[Material supplied]
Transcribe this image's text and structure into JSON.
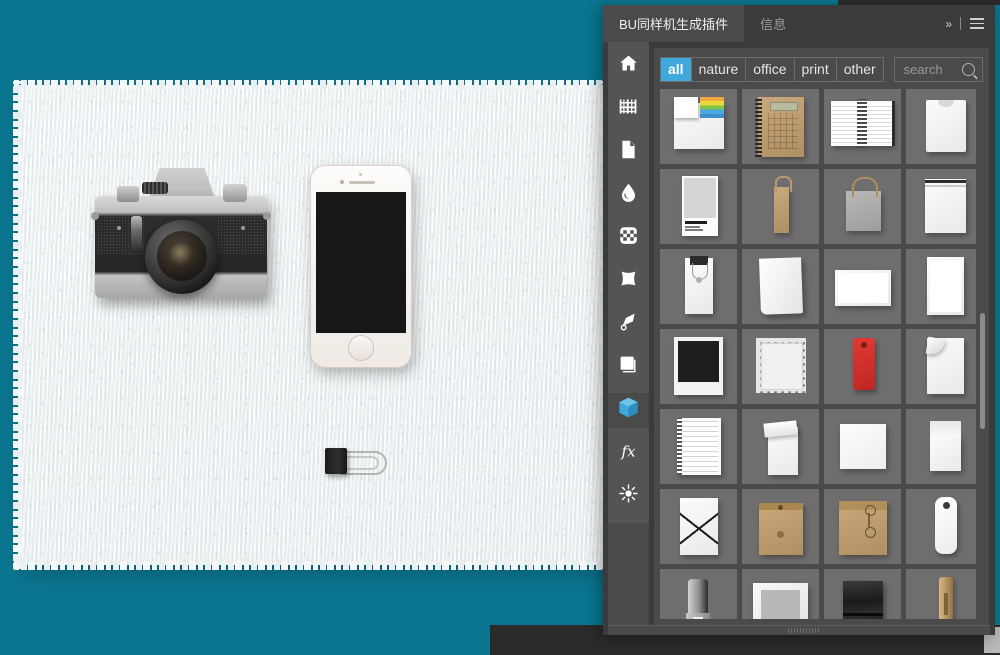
{
  "app": {
    "accent_color": "#3fa9dd",
    "panel_bg": "#4a4a4a",
    "canvas_color": "#0a7590"
  },
  "panel": {
    "tabs": [
      {
        "label": "BU同样机生成插件",
        "active": true
      },
      {
        "label": "信息",
        "active": false
      }
    ],
    "tools": {
      "expand_label": "»",
      "menu_label": "menu"
    },
    "rail": {
      "items": [
        {
          "name": "home-icon",
          "label": "home",
          "selected": false
        },
        {
          "name": "pattern-icon",
          "label": "pattern",
          "selected": false
        },
        {
          "name": "page-icon",
          "label": "page",
          "selected": false
        },
        {
          "name": "droplet-icon",
          "label": "droplet",
          "selected": false
        },
        {
          "name": "checker-icon",
          "label": "checker",
          "selected": false
        },
        {
          "name": "pillow-icon",
          "label": "pillow",
          "selected": false
        },
        {
          "name": "scroll-icon",
          "label": "scroll",
          "selected": false
        },
        {
          "name": "square-stack-icon",
          "label": "square",
          "selected": false
        },
        {
          "name": "cube-icon",
          "label": "cube",
          "selected": true
        },
        {
          "name": "fx-icon",
          "label": "fx",
          "selected": false
        },
        {
          "name": "sun-icon",
          "label": "light",
          "selected": false
        }
      ]
    },
    "filters": {
      "chips": [
        {
          "label": "all",
          "active": true
        },
        {
          "label": "nature",
          "active": false
        },
        {
          "label": "office",
          "active": false
        },
        {
          "label": "print",
          "active": false
        },
        {
          "label": "other",
          "active": false
        }
      ]
    },
    "search": {
      "value": "",
      "placeholder": "search",
      "icon": "search-icon"
    },
    "grid": {
      "columns": 4,
      "items": [
        {
          "id": 1,
          "name": "sticky-notes-pad",
          "art": "sticky"
        },
        {
          "id": 2,
          "name": "spiral-notebook-kraft",
          "art": "spiral-kraft"
        },
        {
          "id": 3,
          "name": "open-spiral-notebook",
          "art": "open-notebook"
        },
        {
          "id": 4,
          "name": "card-sleeve",
          "art": "sleeve"
        },
        {
          "id": 5,
          "name": "pantone-swatch-card",
          "art": "pantone",
          "caption": "PANTONE®"
        },
        {
          "id": 6,
          "name": "tall-kraft-bag",
          "art": "tallbag"
        },
        {
          "id": 7,
          "name": "grey-shopping-bag",
          "art": "shopbag"
        },
        {
          "id": 8,
          "name": "sealed-envelope-white",
          "art": "sealenv"
        },
        {
          "id": 9,
          "name": "clipped-note",
          "art": "clipnote"
        },
        {
          "id": 10,
          "name": "curled-sheet",
          "art": "curlsheet"
        },
        {
          "id": 11,
          "name": "landscape-card",
          "art": "landcard"
        },
        {
          "id": 12,
          "name": "portrait-card",
          "art": "portcard"
        },
        {
          "id": 13,
          "name": "polaroid-frame-black",
          "art": "polaroid"
        },
        {
          "id": 14,
          "name": "postage-stamp",
          "art": "stamp"
        },
        {
          "id": 15,
          "name": "red-hang-tag",
          "art": "redtag"
        },
        {
          "id": 16,
          "name": "page-curl-corner",
          "art": "cornercurl"
        },
        {
          "id": 17,
          "name": "lined-notepad",
          "art": "linedpad"
        },
        {
          "id": 18,
          "name": "flip-notepad",
          "art": "flippad"
        },
        {
          "id": 19,
          "name": "square-card",
          "art": "sqcard"
        },
        {
          "id": 20,
          "name": "folded-card-open",
          "art": "foldcard"
        },
        {
          "id": 21,
          "name": "elastic-folder",
          "art": "elastic"
        },
        {
          "id": 22,
          "name": "kraft-envelope-button",
          "art": "kraftbtn"
        },
        {
          "id": 23,
          "name": "kraft-string-envelope",
          "art": "kraftstring"
        },
        {
          "id": 24,
          "name": "white-hang-tag",
          "art": "whitetag"
        },
        {
          "id": 25,
          "name": "stapler",
          "art": "stapler"
        },
        {
          "id": 26,
          "name": "picture-frame",
          "art": "frame"
        },
        {
          "id": 27,
          "name": "black-leather-fabric",
          "art": "leather"
        },
        {
          "id": 28,
          "name": "wooden-clothespin",
          "art": "clothespin"
        }
      ]
    },
    "scrollbar": {
      "position": "vertical-right"
    }
  },
  "canvas": {
    "objects": [
      {
        "name": "paper-sheet-background",
        "label": "torn white paper sheet"
      },
      {
        "name": "film-camera",
        "label": "vintage SLR camera"
      },
      {
        "name": "smartphone",
        "label": "white smartphone"
      },
      {
        "name": "binder-clip",
        "label": "black binder clip"
      }
    ]
  }
}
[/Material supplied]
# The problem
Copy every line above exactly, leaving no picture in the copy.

# Written response
Transcribe this image's text and structure into JSON.
{
  "app": {
    "accent_color": "#3fa9dd",
    "panel_bg": "#4a4a4a",
    "canvas_color": "#0a7590"
  },
  "panel": {
    "tabs": [
      {
        "label": "BU同样机生成插件",
        "active": true
      },
      {
        "label": "信息",
        "active": false
      }
    ],
    "tools": {
      "expand_label": "»",
      "menu_label": "menu"
    },
    "rail": {
      "items": [
        {
          "name": "home-icon",
          "label": "home",
          "selected": false
        },
        {
          "name": "pattern-icon",
          "label": "pattern",
          "selected": false
        },
        {
          "name": "page-icon",
          "label": "page",
          "selected": false
        },
        {
          "name": "droplet-icon",
          "label": "droplet",
          "selected": false
        },
        {
          "name": "checker-icon",
          "label": "checker",
          "selected": false
        },
        {
          "name": "pillow-icon",
          "label": "pillow",
          "selected": false
        },
        {
          "name": "scroll-icon",
          "label": "scroll",
          "selected": false
        },
        {
          "name": "square-stack-icon",
          "label": "square",
          "selected": false
        },
        {
          "name": "cube-icon",
          "label": "cube",
          "selected": true
        },
        {
          "name": "fx-icon",
          "label": "fx",
          "selected": false
        },
        {
          "name": "sun-icon",
          "label": "light",
          "selected": false
        }
      ]
    },
    "filters": {
      "chips": [
        {
          "label": "all",
          "active": true
        },
        {
          "label": "nature",
          "active": false
        },
        {
          "label": "office",
          "active": false
        },
        {
          "label": "print",
          "active": false
        },
        {
          "label": "other",
          "active": false
        }
      ]
    },
    "search": {
      "value": "",
      "placeholder": "search",
      "icon": "search-icon"
    },
    "grid": {
      "columns": 4,
      "items": [
        {
          "id": 1,
          "name": "sticky-notes-pad",
          "art": "sticky"
        },
        {
          "id": 2,
          "name": "spiral-notebook-kraft",
          "art": "spiral-kraft"
        },
        {
          "id": 3,
          "name": "open-spiral-notebook",
          "art": "open-notebook"
        },
        {
          "id": 4,
          "name": "card-sleeve",
          "art": "sleeve"
        },
        {
          "id": 5,
          "name": "pantone-swatch-card",
          "art": "pantone",
          "caption": "PANTONE®"
        },
        {
          "id": 6,
          "name": "tall-kraft-bag",
          "art": "tallbag"
        },
        {
          "id": 7,
          "name": "grey-shopping-bag",
          "art": "shopbag"
        },
        {
          "id": 8,
          "name": "sealed-envelope-white",
          "art": "sealenv"
        },
        {
          "id": 9,
          "name": "clipped-note",
          "art": "clipnote"
        },
        {
          "id": 10,
          "name": "curled-sheet",
          "art": "curlsheet"
        },
        {
          "id": 11,
          "name": "landscape-card",
          "art": "landcard"
        },
        {
          "id": 12,
          "name": "portrait-card",
          "art": "portcard"
        },
        {
          "id": 13,
          "name": "polaroid-frame-black",
          "art": "polaroid"
        },
        {
          "id": 14,
          "name": "postage-stamp",
          "art": "stamp"
        },
        {
          "id": 15,
          "name": "red-hang-tag",
          "art": "redtag"
        },
        {
          "id": 16,
          "name": "page-curl-corner",
          "art": "cornercurl"
        },
        {
          "id": 17,
          "name": "lined-notepad",
          "art": "linedpad"
        },
        {
          "id": 18,
          "name": "flip-notepad",
          "art": "flippad"
        },
        {
          "id": 19,
          "name": "square-card",
          "art": "sqcard"
        },
        {
          "id": 20,
          "name": "folded-card-open",
          "art": "foldcard"
        },
        {
          "id": 21,
          "name": "elastic-folder",
          "art": "elastic"
        },
        {
          "id": 22,
          "name": "kraft-envelope-button",
          "art": "kraftbtn"
        },
        {
          "id": 23,
          "name": "kraft-string-envelope",
          "art": "kraftstring"
        },
        {
          "id": 24,
          "name": "white-hang-tag",
          "art": "whitetag"
        },
        {
          "id": 25,
          "name": "stapler",
          "art": "stapler"
        },
        {
          "id": 26,
          "name": "picture-frame",
          "art": "frame"
        },
        {
          "id": 27,
          "name": "black-leather-fabric",
          "art": "leather"
        },
        {
          "id": 28,
          "name": "wooden-clothespin",
          "art": "clothespin"
        }
      ]
    },
    "scrollbar": {
      "position": "vertical-right"
    }
  },
  "canvas": {
    "objects": [
      {
        "name": "paper-sheet-background",
        "label": "torn white paper sheet"
      },
      {
        "name": "film-camera",
        "label": "vintage SLR camera"
      },
      {
        "name": "smartphone",
        "label": "white smartphone"
      },
      {
        "name": "binder-clip",
        "label": "black binder clip"
      }
    ]
  }
}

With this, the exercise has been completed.